### Problem requirements
Your copy should hold every record exactly and no images.

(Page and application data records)
────────────────
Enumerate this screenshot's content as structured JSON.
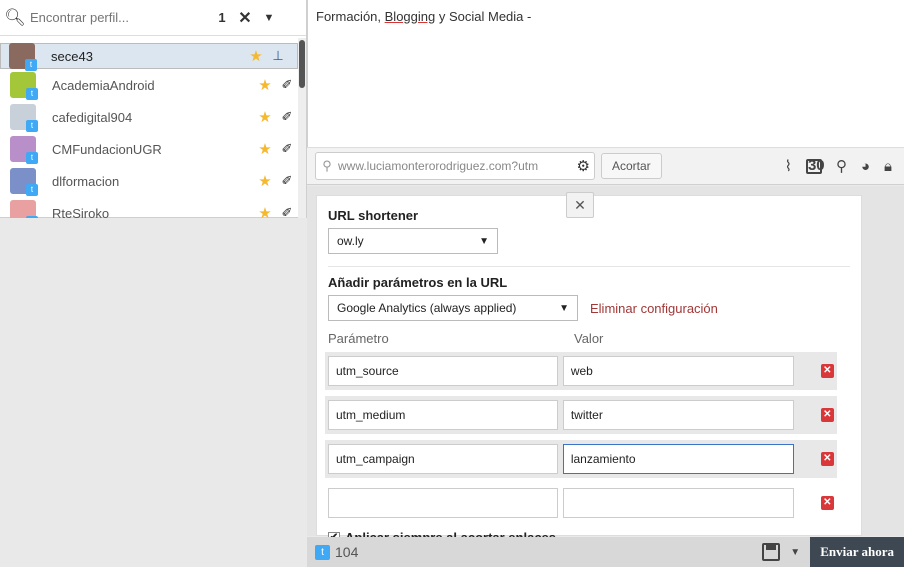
{
  "profiles_panel": {
    "search_placeholder": "Encontrar perfil...",
    "selected_count": "1",
    "clear_icon": "close-icon",
    "dropdown_icon": "caret-down-icon",
    "profiles": [
      {
        "name": "sece43",
        "selected": true,
        "avatar_color": "#8a6a5e"
      },
      {
        "name": "AcademiaAndroid",
        "selected": false,
        "avatar_color": "#a4c639"
      },
      {
        "name": "cafedigital904",
        "selected": false,
        "avatar_color": "#c8d0da"
      },
      {
        "name": "CMFundacionUGR",
        "selected": false,
        "avatar_color": "#b88fc9"
      },
      {
        "name": "dlformacion",
        "selected": false,
        "avatar_color": "#7b8fc9"
      },
      {
        "name": "RteSiroko",
        "selected": false,
        "avatar_color": "#e8a0a0"
      }
    ]
  },
  "compose": {
    "message_before": "Formación, ",
    "message_underlined": "Blogging",
    "message_after": " y Social Media -"
  },
  "link_bar": {
    "url": "www.luciamonterorodriguez.com?utm",
    "shorten_label": "Acortar",
    "icons": [
      "attachment-icon",
      "calendar-icon",
      "location-icon",
      "globe-icon",
      "lock-icon"
    ],
    "calendar_day": "30"
  },
  "shortener": {
    "title": "URL shortener",
    "service": "ow.ly",
    "params_title": "Añadir parámetros en la URL",
    "preset": "Google Analytics (always applied)",
    "remove_label": "Eliminar configuración",
    "col_param": "Parámetro",
    "col_value": "Valor",
    "rows": [
      {
        "key": "utm_source",
        "value": "web"
      },
      {
        "key": "utm_medium",
        "value": "twitter"
      },
      {
        "key": "utm_campaign",
        "value": "lanzamiento"
      }
    ],
    "always_label": "Aplicar siempre al acortar enlaces",
    "always_checked": true
  },
  "footer": {
    "char_count": "104",
    "send_label": "Enviar ahora"
  },
  "colors": {
    "selected_row": "#dce6f0",
    "twitter_blue": "#3fa9f5",
    "star": "#f5b82e",
    "delete_red": "#d9383a",
    "send_button": "#3d4852"
  }
}
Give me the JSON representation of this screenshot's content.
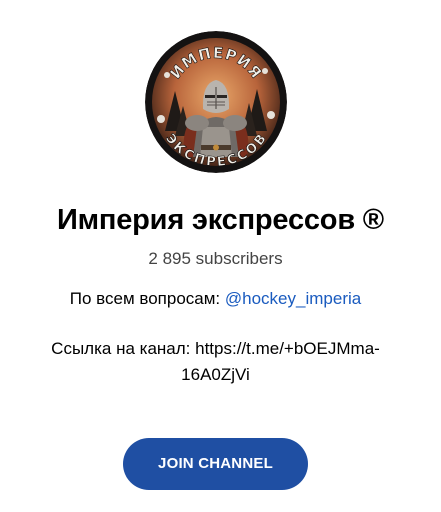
{
  "channel": {
    "title": "Империя экспрессов ®",
    "subscribers": "2 895 subscribers",
    "description": {
      "line1_prefix": "По всем вопросам: ",
      "line1_link": "@hockey_imperia",
      "line2": "Ссылка на канал: https://t.me/+bOEJMma-",
      "line3": "16A0ZjVi"
    },
    "avatar": {
      "logo_top_text": "ИМПЕРИЯ",
      "logo_bottom_text": "ЭКСПРЕССОВ",
      "icon": "knight-logo-icon"
    }
  },
  "actions": {
    "join_label": "JOIN CHANNEL"
  },
  "colors": {
    "accent": "#1f4fa3",
    "link": "#1a5bbf",
    "text": "#000000",
    "muted": "#444444",
    "background": "#ffffff"
  }
}
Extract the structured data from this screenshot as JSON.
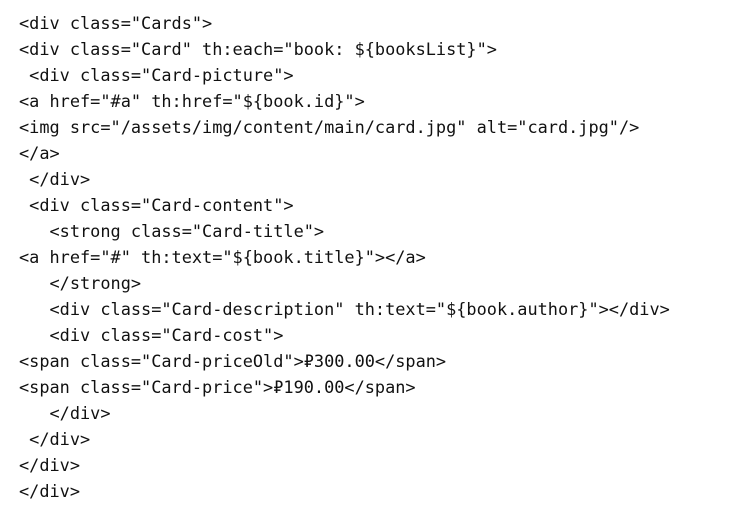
{
  "code": {
    "lines": [
      "<div class=\"Cards\">",
      "<div class=\"Card\" th:each=\"book: ${booksList}\">",
      " <div class=\"Card-picture\">",
      "<a href=\"#a\" th:href=\"${book.id}\">",
      "<img src=\"/assets/img/content/main/card.jpg\" alt=\"card.jpg\"/>",
      "</a>",
      " </div>",
      " <div class=\"Card-content\">",
      "   <strong class=\"Card-title\">",
      "<a href=\"#\" th:text=\"${book.title}\"></a>",
      "   </strong>",
      "   <div class=\"Card-description\" th:text=\"${book.author}\"></div>",
      "   <div class=\"Card-cost\">",
      "<span class=\"Card-priceOld\">₽300.00</span>",
      "<span class=\"Card-price\">₽190.00</span>",
      "   </div>",
      " </div>",
      "</div>",
      "</div>"
    ]
  }
}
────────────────
### Response area
Enumerate this screenshot's content as structured JSON.
{
  "profiles_panel": {
    "search_placeholder": "Encontrar perfil...",
    "selected_count": "1",
    "clear_icon": "close-icon",
    "dropdown_icon": "caret-down-icon",
    "profiles": [
      {
        "name": "sece43",
        "selected": true,
        "avatar_color": "#8a6a5e"
      },
      {
        "name": "AcademiaAndroid",
        "selected": false,
        "avatar_color": "#a4c639"
      },
      {
        "name": "cafedigital904",
        "selected": false,
        "avatar_color": "#c8d0da"
      },
      {
        "name": "CMFundacionUGR",
        "selected": false,
        "avatar_color": "#b88fc9"
      },
      {
        "name": "dlformacion",
        "selected": false,
        "avatar_color": "#7b8fc9"
      },
      {
        "name": "RteSiroko",
        "selected": false,
        "avatar_color": "#e8a0a0"
      }
    ]
  },
  "compose": {
    "message_before": "Formación, ",
    "message_underlined": "Blogging",
    "message_after": " y Social Media -"
  },
  "link_bar": {
    "url": "www.luciamonterorodriguez.com?utm",
    "shorten_label": "Acortar",
    "icons": [
      "attachment-icon",
      "calendar-icon",
      "location-icon",
      "globe-icon",
      "lock-icon"
    ],
    "calendar_day": "30"
  },
  "shortener": {
    "title": "URL shortener",
    "service": "ow.ly",
    "params_title": "Añadir parámetros en la URL",
    "preset": "Google Analytics (always applied)",
    "remove_label": "Eliminar configuración",
    "col_param": "Parámetro",
    "col_value": "Valor",
    "rows": [
      {
        "key": "utm_source",
        "value": "web"
      },
      {
        "key": "utm_medium",
        "value": "twitter"
      },
      {
        "key": "utm_campaign",
        "value": "lanzamiento"
      }
    ],
    "always_label": "Aplicar siempre al acortar enlaces",
    "always_checked": true
  },
  "footer": {
    "char_count": "104",
    "send_label": "Enviar ahora"
  },
  "colors": {
    "selected_row": "#dce6f0",
    "twitter_blue": "#3fa9f5",
    "star": "#f5b82e",
    "delete_red": "#d9383a",
    "send_button": "#3d4852"
  }
}
Give me the JSON representation of this screenshot's content.
{
  "channel": {
    "title": "Империя экспрессов ®",
    "subscribers": "2 895 subscribers",
    "description": {
      "line1_prefix": "По всем вопросам: ",
      "line1_link": "@hockey_imperia",
      "line2": "Ссылка на канал: https://t.me/+bOEJMma-",
      "line3": "16A0ZjVi"
    },
    "avatar": {
      "logo_top_text": "ИМПЕРИЯ",
      "logo_bottom_text": "ЭКСПРЕССОВ",
      "icon": "knight-logo-icon"
    }
  },
  "actions": {
    "join_label": "JOIN CHANNEL"
  },
  "colors": {
    "accent": "#1f4fa3",
    "link": "#1a5bbf",
    "text": "#000000",
    "muted": "#444444",
    "background": "#ffffff"
  }
}
Extract the structured data from this screenshot as JSON.
{
  "code": {
    "lines": [
      "<div class=\"Cards\">",
      "<div class=\"Card\" th:each=\"book: ${booksList}\">",
      " <div class=\"Card-picture\">",
      "<a href=\"#a\" th:href=\"${book.id}\">",
      "<img src=\"/assets/img/content/main/card.jpg\" alt=\"card.jpg\"/>",
      "</a>",
      " </div>",
      " <div class=\"Card-content\">",
      "   <strong class=\"Card-title\">",
      "<a href=\"#\" th:text=\"${book.title}\"></a>",
      "   </strong>",
      "   <div class=\"Card-description\" th:text=\"${book.author}\"></div>",
      "   <div class=\"Card-cost\">",
      "<span class=\"Card-priceOld\">₽300.00</span>",
      "<span class=\"Card-price\">₽190.00</span>",
      "   </div>",
      " </div>",
      "</div>",
      "</div>"
    ]
  }
}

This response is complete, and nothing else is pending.